Collected data entries:

------------------------------------------------------------

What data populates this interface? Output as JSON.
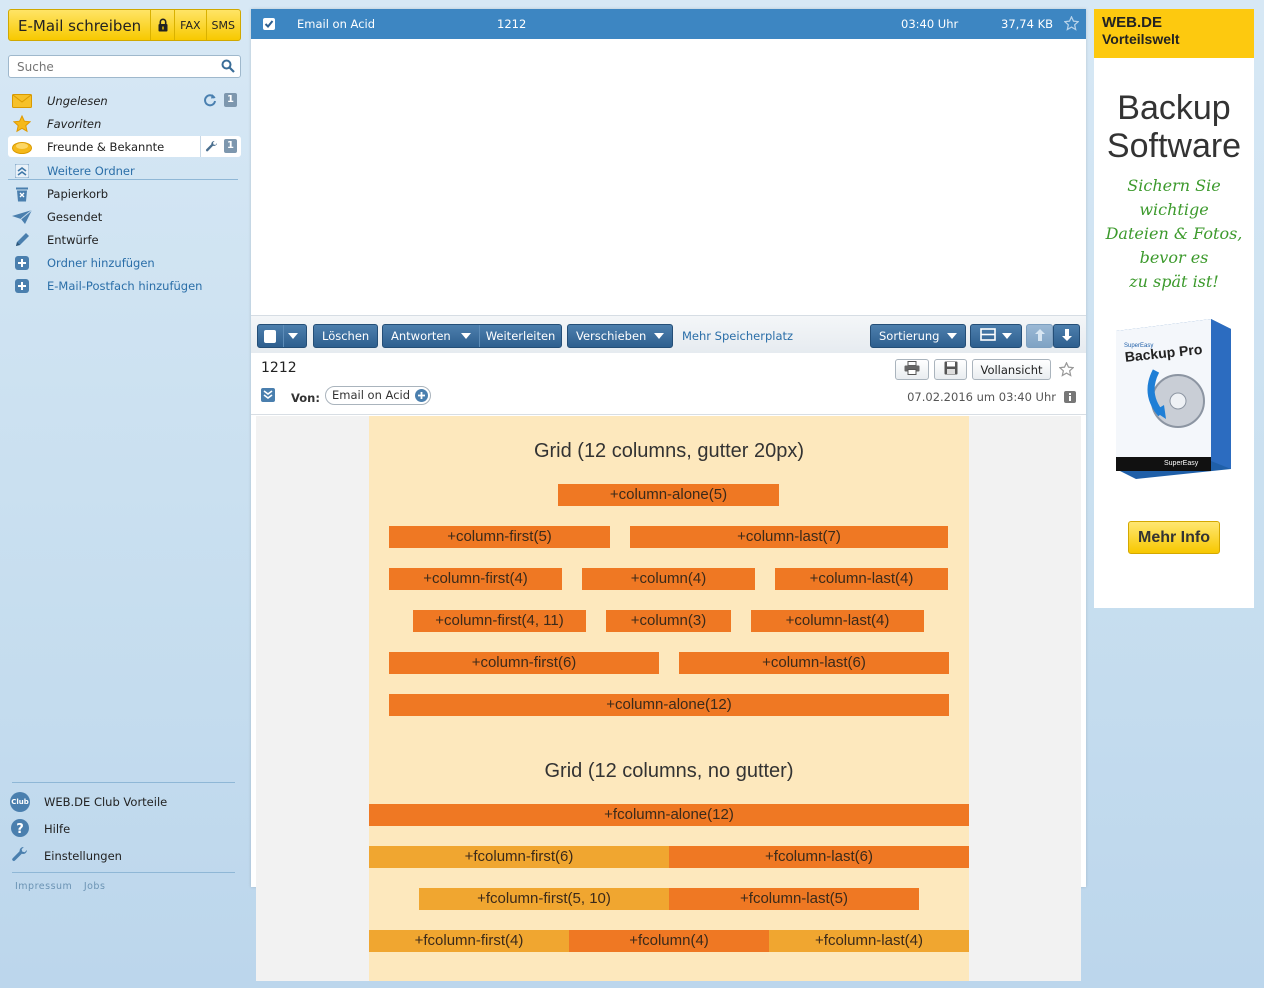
{
  "compose": {
    "label": "E-Mail schreiben",
    "fax": "FAX",
    "sms": "SMS"
  },
  "search": {
    "placeholder": "Suche"
  },
  "sidebar": {
    "items": [
      {
        "label": "Ungelesen",
        "badge": "1"
      },
      {
        "label": "Favoriten"
      },
      {
        "label": "Freunde & Bekannte",
        "badge": "1"
      },
      {
        "label": "Weitere Ordner"
      },
      {
        "label": "Papierkorb"
      },
      {
        "label": "Gesendet"
      },
      {
        "label": "Entwürfe"
      },
      {
        "label": "Ordner hinzufügen"
      },
      {
        "label": "E-Mail-Postfach hinzufügen"
      }
    ],
    "bottom": [
      {
        "label": "WEB.DE Club Vorteile",
        "icon_text": "Club"
      },
      {
        "label": "Hilfe"
      },
      {
        "label": "Einstellungen"
      }
    ],
    "footer": [
      "Impressum",
      "Jobs"
    ]
  },
  "maillist": {
    "row": {
      "sender": "Email on Acid",
      "subject": "1212",
      "time": "03:40 Uhr",
      "size": "37,74 KB"
    }
  },
  "toolbar": {
    "delete": "Löschen",
    "reply": "Antworten",
    "forward": "Weiterleiten",
    "move": "Verschieben",
    "more_storage": "Mehr Speicherplatz",
    "sort": "Sortierung"
  },
  "message": {
    "subject": "1212",
    "fullview": "Vollansicht",
    "from_label": "Von:",
    "from": "Email on Acid",
    "date": "07.02.2016 um 03:40 Uhr"
  },
  "email_body": {
    "title1": "Grid (12 columns, gutter 20px)",
    "title2": "Grid (12 columns, no gutter)",
    "cells": [
      "+column-alone(5)",
      "+column-first(5)",
      "+column-last(7)",
      "+column-first(4)",
      "+column(4)",
      "+column-last(4)",
      "+column-first(4, 11)",
      "+column(3)",
      "+column-last(4)",
      "+column-first(6)",
      "+column-last(6)",
      "+column-alone(12)",
      "+fcolumn-alone(12)",
      "+fcolumn-first(6)",
      "+fcolumn-last(6)",
      "+fcolumn-first(5, 10)",
      "+fcolumn-last(5)",
      "+fcolumn-first(4)",
      "+fcolumn(4)",
      "+fcolumn-last(4)"
    ]
  },
  "ad": {
    "brand": "WEB.DE",
    "subtitle": "Vorteilswelt",
    "title_line1": "Backup",
    "title_line2": "Software",
    "text_lines": [
      "Sichern Sie",
      "wichtige",
      "Dateien & Fotos,",
      "bevor es",
      "zu spät ist!"
    ],
    "product_small": "SuperEasy",
    "product": "Backup Pro",
    "product_brand": "SuperEasy",
    "button": "Mehr Info"
  },
  "colors": {
    "accent_blue": "#3d86c2",
    "brand_yellow": "#fdc90f",
    "grid_dark": "#ef7823",
    "grid_light": "#f0a630",
    "grid_bg": "#fde8bd"
  }
}
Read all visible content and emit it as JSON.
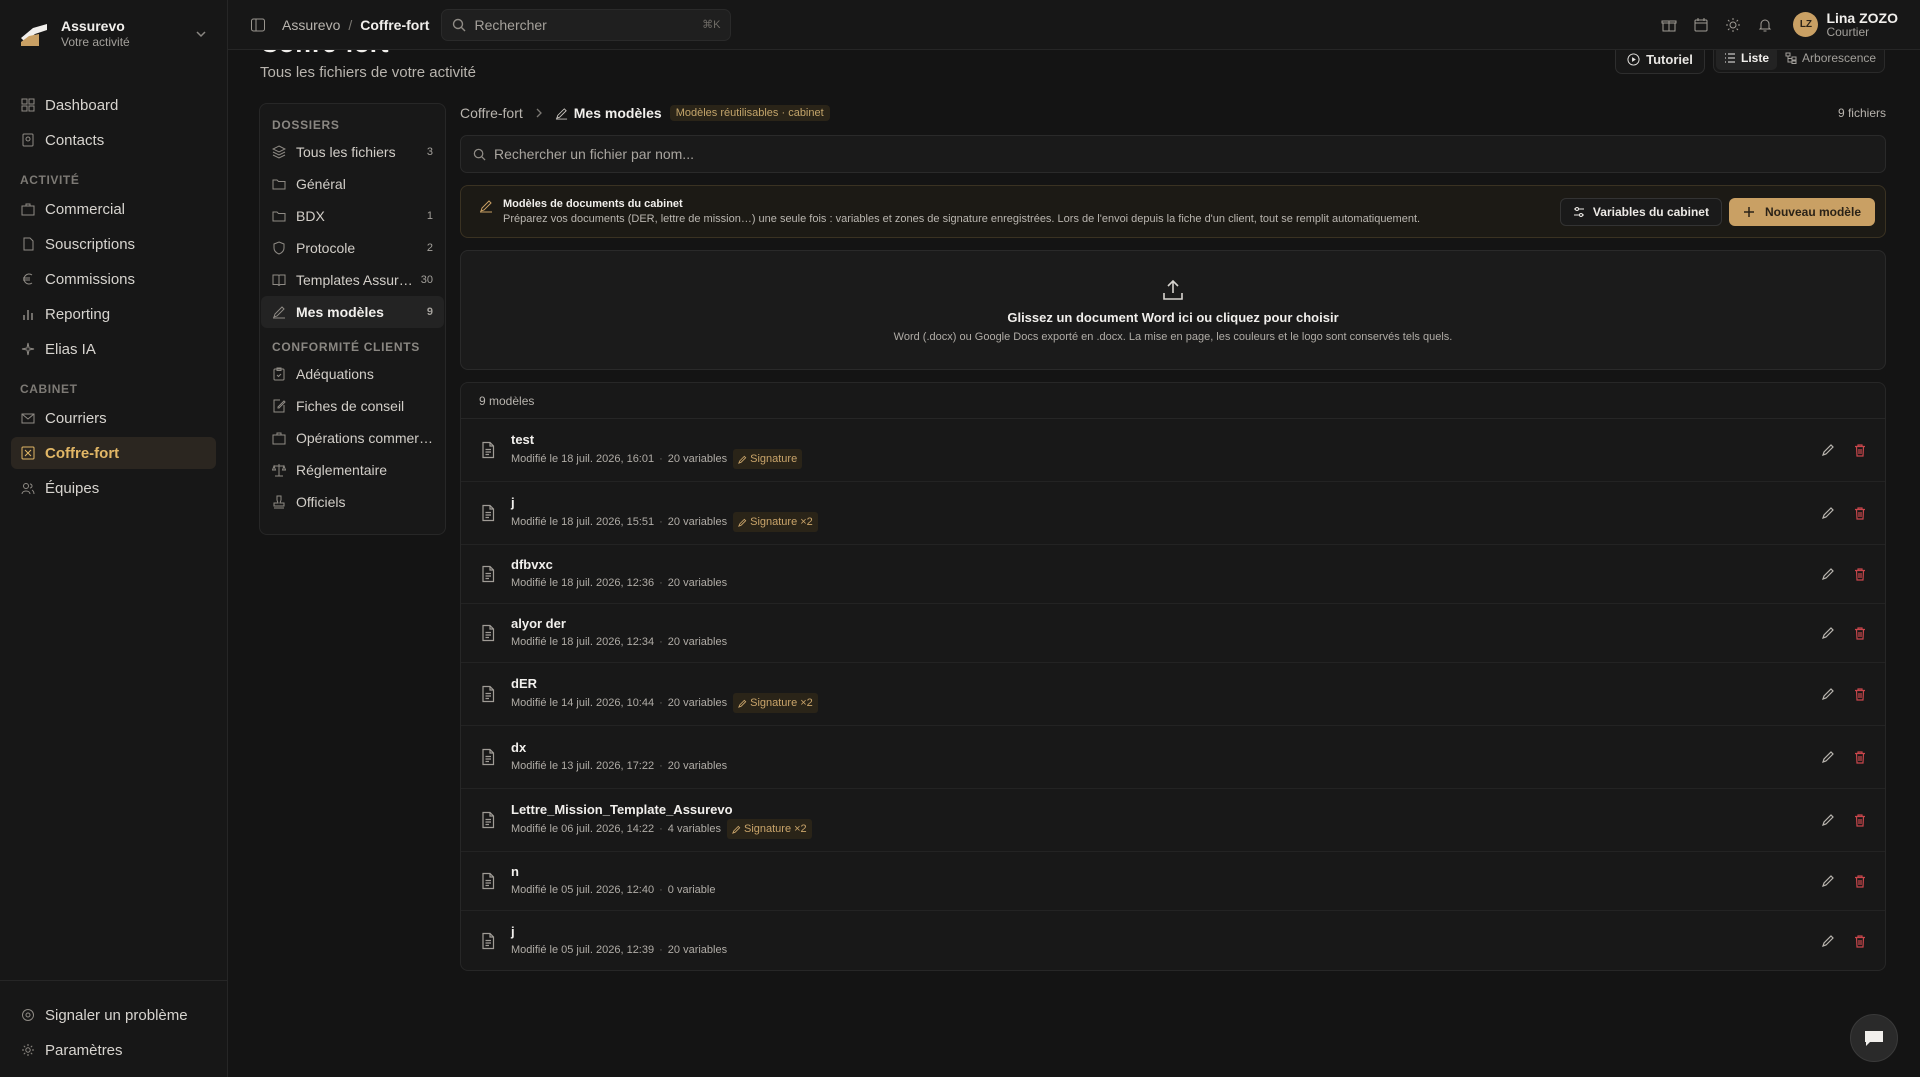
{
  "brand": {
    "name": "Assurevo",
    "subtitle": "Votre activité"
  },
  "sidebar": {
    "main_items": [
      {
        "label": "Dashboard",
        "icon": "grid-icon"
      },
      {
        "label": "Contacts",
        "icon": "contacts-icon"
      }
    ],
    "sections": [
      {
        "title": "ACTIVITÉ",
        "items": [
          {
            "label": "Commercial",
            "icon": "briefcase-icon"
          },
          {
            "label": "Souscriptions",
            "icon": "file-icon"
          },
          {
            "label": "Commissions",
            "icon": "euro-icon"
          },
          {
            "label": "Reporting",
            "icon": "bar-chart-icon"
          },
          {
            "label": "Elias IA",
            "icon": "sparkle-icon"
          }
        ]
      },
      {
        "title": "CABINET",
        "items": [
          {
            "label": "Courriers",
            "icon": "mail-icon"
          },
          {
            "label": "Coffre-fort",
            "icon": "vault-icon",
            "active": true
          },
          {
            "label": "Équipes",
            "icon": "users-icon"
          }
        ]
      }
    ],
    "bottom_items": [
      {
        "label": "Signaler un problème",
        "icon": "bug-icon"
      },
      {
        "label": "Paramètres",
        "icon": "gear-icon"
      }
    ]
  },
  "topbar": {
    "breadcrumb": [
      "Assurevo",
      "Coffre-fort"
    ],
    "search_placeholder": "Rechercher",
    "search_shortcut": "⌘K",
    "user": {
      "initials": "LZ",
      "name": "Lina ZOZO",
      "role": "Courtier"
    }
  },
  "page": {
    "title": "Coffre-fort",
    "subtitle": "Tous les fichiers de votre activité",
    "tutorial_label": "Tutoriel",
    "view_list": "Liste",
    "view_tree": "Arborescence"
  },
  "folders": {
    "section1": "DOSSIERS",
    "items": [
      {
        "label": "Tous les fichiers",
        "count": "3",
        "icon": "layers-icon"
      },
      {
        "label": "Général",
        "count": "",
        "icon": "folder-icon"
      },
      {
        "label": "BDX",
        "count": "1",
        "icon": "folder-icon"
      },
      {
        "label": "Protocole",
        "count": "2",
        "icon": "shield-icon"
      },
      {
        "label": "Templates Assureurs",
        "count": "30",
        "icon": "book-icon"
      },
      {
        "label": "Mes modèles",
        "count": "9",
        "icon": "pen-icon",
        "active": true
      }
    ],
    "section2": "CONFORMITÉ CLIENTS",
    "items2": [
      {
        "label": "Adéquations",
        "icon": "clipboard-icon"
      },
      {
        "label": "Fiches de conseil",
        "icon": "edit-doc-icon"
      },
      {
        "label": "Opérations commerciales",
        "icon": "briefcase-icon"
      },
      {
        "label": "Réglementaire",
        "icon": "scale-icon"
      },
      {
        "label": "Officiels",
        "icon": "stamp-icon"
      }
    ]
  },
  "content": {
    "crumb_root": "Coffre-fort",
    "crumb_current": "Mes modèles",
    "crumb_tag": "Modèles réutilisables · cabinet",
    "file_count": "9 fichiers",
    "search_placeholder": "Rechercher un fichier par nom...",
    "banner": {
      "title": "Modèles de documents du cabinet",
      "desc": "Préparez vos documents (DER, lettre de mission…) une seule fois : variables et zones de signature enregistrées. Lors de l'envoi depuis la fiche d'un client, tout se remplit automatiquement.",
      "vars_button": "Variables du cabinet",
      "new_button": "Nouveau modèle"
    },
    "dropzone": {
      "title": "Glissez un document Word ici ou cliquez pour choisir",
      "desc": "Word (.docx) ou Google Docs exporté en .docx. La mise en page, les couleurs et le logo sont conservés tels quels."
    },
    "list_header": "9 modèles",
    "templates": [
      {
        "name": "test",
        "modified": "Modifié le 18 juil. 2026, 16:01",
        "variables": "20 variables",
        "signature": "Signature"
      },
      {
        "name": "j",
        "modified": "Modifié le 18 juil. 2026, 15:51",
        "variables": "20 variables",
        "signature": "Signature ×2"
      },
      {
        "name": "dfbvxc",
        "modified": "Modifié le 18 juil. 2026, 12:36",
        "variables": "20 variables",
        "signature": ""
      },
      {
        "name": "alyor der",
        "modified": "Modifié le 18 juil. 2026, 12:34",
        "variables": "20 variables",
        "signature": ""
      },
      {
        "name": "dER",
        "modified": "Modifié le 14 juil. 2026, 10:44",
        "variables": "20 variables",
        "signature": "Signature ×2"
      },
      {
        "name": "dx",
        "modified": "Modifié le 13 juil. 2026, 17:22",
        "variables": "20 variables",
        "signature": ""
      },
      {
        "name": "Lettre_Mission_Template_Assurevo",
        "modified": "Modifié le 06 juil. 2026, 14:22",
        "variables": "4 variables",
        "signature": "Signature ×2"
      },
      {
        "name": "n",
        "modified": "Modifié le 05 juil. 2026, 12:40",
        "variables": "0 variable",
        "signature": ""
      },
      {
        "name": "j",
        "modified": "Modifié le 05 juil. 2026, 12:39",
        "variables": "20 variables",
        "signature": ""
      }
    ]
  },
  "colors": {
    "accent": "#c9a064",
    "background": "#141414",
    "danger": "#c9464b"
  }
}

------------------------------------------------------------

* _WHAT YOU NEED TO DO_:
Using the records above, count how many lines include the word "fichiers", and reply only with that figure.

* _RESULT FOR THIS TASK_:
3